Tonight, on Shabbat, in response to the horrific anti-Semitic attack in Pittsburgh, many thousands of Jews across United States and the world at large will be attending their local synagogue, following the #ShowUpForShabbat campaign of the American Jewish Congress. Orthodox, Traditional, Conservative, Reform, Reconstructionist or Liberal; religious and secular alike, will come to demonstrate solidarity and togetherness.
Unfortunately, there is one significant segment of the Jewish people that will probably be absent from this demonstration of unity. For many Russian-speaking Jews, synagogues are still a no-go area.
“I will never step into a synagogue,” one Russian-Jewish friend of mine in Israel told me after hearing my impressions from last Yom Kippur which I spent with the Beth Tsedec congregation in Toronto. “There is nothing for me to find there!”
“‘You don’t get it,” I tried to explain. “It’s very different from Israel. It is not about religion, and it is more about community.” Still, he resisted. “If I were to go there, I would feel completely estranged and stupid. I wouldn’t know what to do or what not to do.” My friend is not alone. The vast majority of my friends born in the Soviet Union would do anything to avoid the synagogue setting, where they are totally unschooled in rituals and etiquette. While they may attend a Bar mitzvah, a Brit or a wedding, Russian-speaking Jews go to synagogue largely when it is a family obligation.
The Israeli Russians are the worse off of all. For those who came to the Jewish state 15 or 20 years ago, synagogue became a synonym for religious coercion; a phenomenon that every secular Israeli experiences in his daily life, and is that much worse for the new immigrants from the former Soviet Union. They have to confront daily challenges caused by the powerful religious establishment which often questions their Jewishness. They are frequently prevented from exercising their basic civil rights such as marriage, divorce and burial, all of which are in the exclusive hands of the Israeli Rabbinate. Over the years, many of them have become strongly alienated from anything relating to religion and religious practice. In their view, it is only religious fanatics that belong in the synagogue and only them.
Even those Russian Jews who have lived in North America for a long time and have joined the local Jewish community, still hesitate crossing the synagogue threshold. They are happy to express solidarity with the State of Israel, and take part in communal cultural events, such as those mounted by Limmud (which holds special events for Russian speakers) or to become a member of the local Jewish Community Centre.

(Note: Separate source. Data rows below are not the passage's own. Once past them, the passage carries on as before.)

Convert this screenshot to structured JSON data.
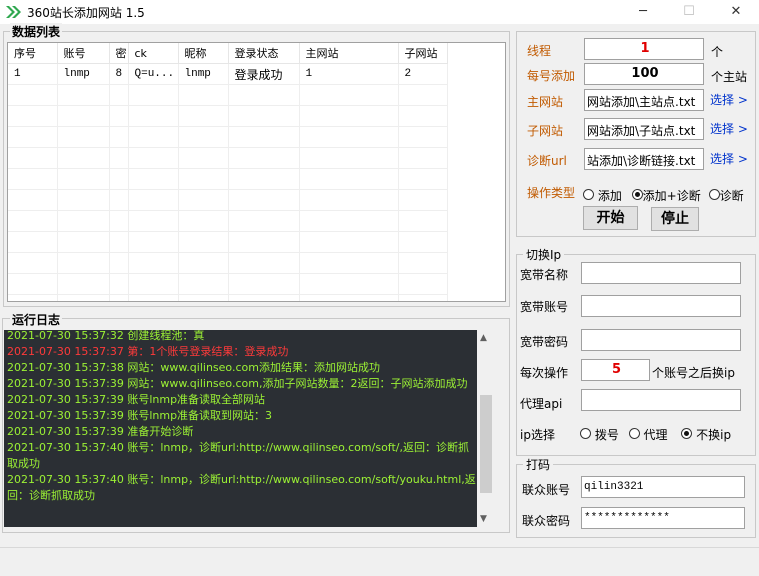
{
  "window": {
    "title": "360站长添加网站 1.5",
    "minimize": "─",
    "maximize": "☐",
    "close": "✕"
  },
  "data_list": {
    "title": "数据列表",
    "columns": [
      "序号",
      "账号",
      "密",
      "ck",
      "昵称",
      "登录状态",
      "主网站",
      "子网站"
    ],
    "rows": [
      [
        "1",
        "lnmp",
        "8",
        "Q=u...",
        "lnmp",
        "登录成功",
        "1",
        "2"
      ]
    ]
  },
  "log": {
    "title": "运行日志",
    "lines": [
      {
        "text": "2021-07-30 15:37:32 创建线程池：真",
        "color": "green"
      },
      {
        "text": "2021-07-30 15:37:37 第：1个账号登录结果：登录成功",
        "color": "red"
      },
      {
        "text": "2021-07-30 15:37:38 网站：www.qilinseo.com添加结果：添加网站成功",
        "color": "green"
      },
      {
        "text": "2021-07-30 15:37:39 网站：www.qilinseo.com,添加子网站数量：2返回：子网站添加成功",
        "color": "green"
      },
      {
        "text": "2021-07-30 15:37:39 账号lnmp准备读取全部网站",
        "color": "green"
      },
      {
        "text": "2021-07-30 15:37:39 账号lnmp准备读取到网站：3",
        "color": "green"
      },
      {
        "text": "2021-07-30 15:37:39 准备开始诊断",
        "color": "green"
      },
      {
        "text": "2021-07-30 15:37:40 账号：lnmp，诊断url:http://www.qilinseo.com/soft/,返回：诊断抓取成功",
        "color": "green"
      },
      {
        "text": "2021-07-30 15:37:40 账号：lnmp，诊断url:http://www.qilinseo.com/soft/youku.html,返回：诊断抓取成功",
        "color": "green"
      }
    ]
  },
  "settings": {
    "threads_label": "线程",
    "threads_value": "1",
    "threads_unit": "个",
    "per_account_label": "每号添加",
    "per_account_value": "100",
    "per_account_unit": "个主站",
    "main_site_label": "主网站",
    "main_site_value": "网站添加\\主站点.txt",
    "main_site_select": "选择 >",
    "sub_site_label": "子网站",
    "sub_site_value": "网站添加\\子站点.txt",
    "sub_site_select": "选择 >",
    "diag_label": "诊断url",
    "diag_value": "站添加\\诊断链接.txt",
    "diag_select": "选择 >",
    "op_type_label": "操作类型",
    "op_options": [
      {
        "label": "添加",
        "checked": false
      },
      {
        "label": "添加+诊断",
        "checked": true
      },
      {
        "label": "诊断",
        "checked": false
      }
    ],
    "start_button": "开始",
    "stop_button": "停止"
  },
  "switch_ip": {
    "title": "切换Ip",
    "broadband_name_label": "宽带名称",
    "broadband_name_value": "",
    "broadband_account_label": "宽带账号",
    "broadband_account_value": "",
    "broadband_password_label": "宽带密码",
    "broadband_password_value": "",
    "per_op_label": "每次操作",
    "per_op_value": "5",
    "per_op_suffix": "个账号之后换ip",
    "proxy_api_label": "代理api",
    "proxy_api_value": "",
    "ip_select_label": "ip选择",
    "ip_options": [
      {
        "label": "拨号",
        "checked": false
      },
      {
        "label": "代理",
        "checked": false
      },
      {
        "label": "不换ip",
        "checked": true
      }
    ]
  },
  "captcha": {
    "title": "打码",
    "account_label": "联众账号",
    "account_value": "qilin3321",
    "password_label": "联众密码",
    "password_value": "*************"
  },
  "colors": {
    "log_bg": "#2b2f34",
    "log_green": "#9cf235",
    "log_red": "#ff3a3a",
    "label_brown": "#c15a00",
    "link_blue": "#0033cc",
    "number_red": "#e00000"
  }
}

So why not a synagogue?
Most Jews in the Soviet Union developed a very strong sense of Jewish peoplehood (especially in the wake of the Six-Day Way in 1967), but their Judaism tends to be of a cultural and intellectual nature, and not religious. Prevented from any Jewish education or cultural upbringing, people in my community learned to recognize Jews, not by a kippa on their head, but by books by Shalom Aleichem or Ilya Ehrenburg on their bookshelf. Very few of the “Jews of Silence” (in Elie Wiesel’s words) were able to celebrate a bar mitzvah, and even less could learn Hebrew, and even then clandestinely. Add to this the atheism instilled in Soviet childhood, the hostility to religion that was ingrained under the Communist regime — and Judaism was as distant as another planet.
Though Chabad has focused heavily on attracting Russian-speaking Jews, few other groups, particularly among progressive Jewish congregations, have made any significant effort.
Today, as we “#ShowUpForShabbat,” let us change that. Let us invite our Russian-speaking Jewish neighbors to shul.
More than one million Russian Jews risk remaining “Jews of Silence” when it comes to synagogue life — unless American synagogues welcome them, encourage them with their rich cultural heritage and strong Jewish identity.
Please open the door and welcome them in — for all our sakes.
Semyon Dovzhik is a Russian Jewish journalist, living in London. Born in the USSR, he lived in Israel and the UK. Semyon writes for the Jewish Chronicle as well as for the Russian Jewish media in Israel and CIS countries.
This story "When You Show Up For Shabbat — Don’t Forget The Russian Jews" was written by Semyon Dovzhik.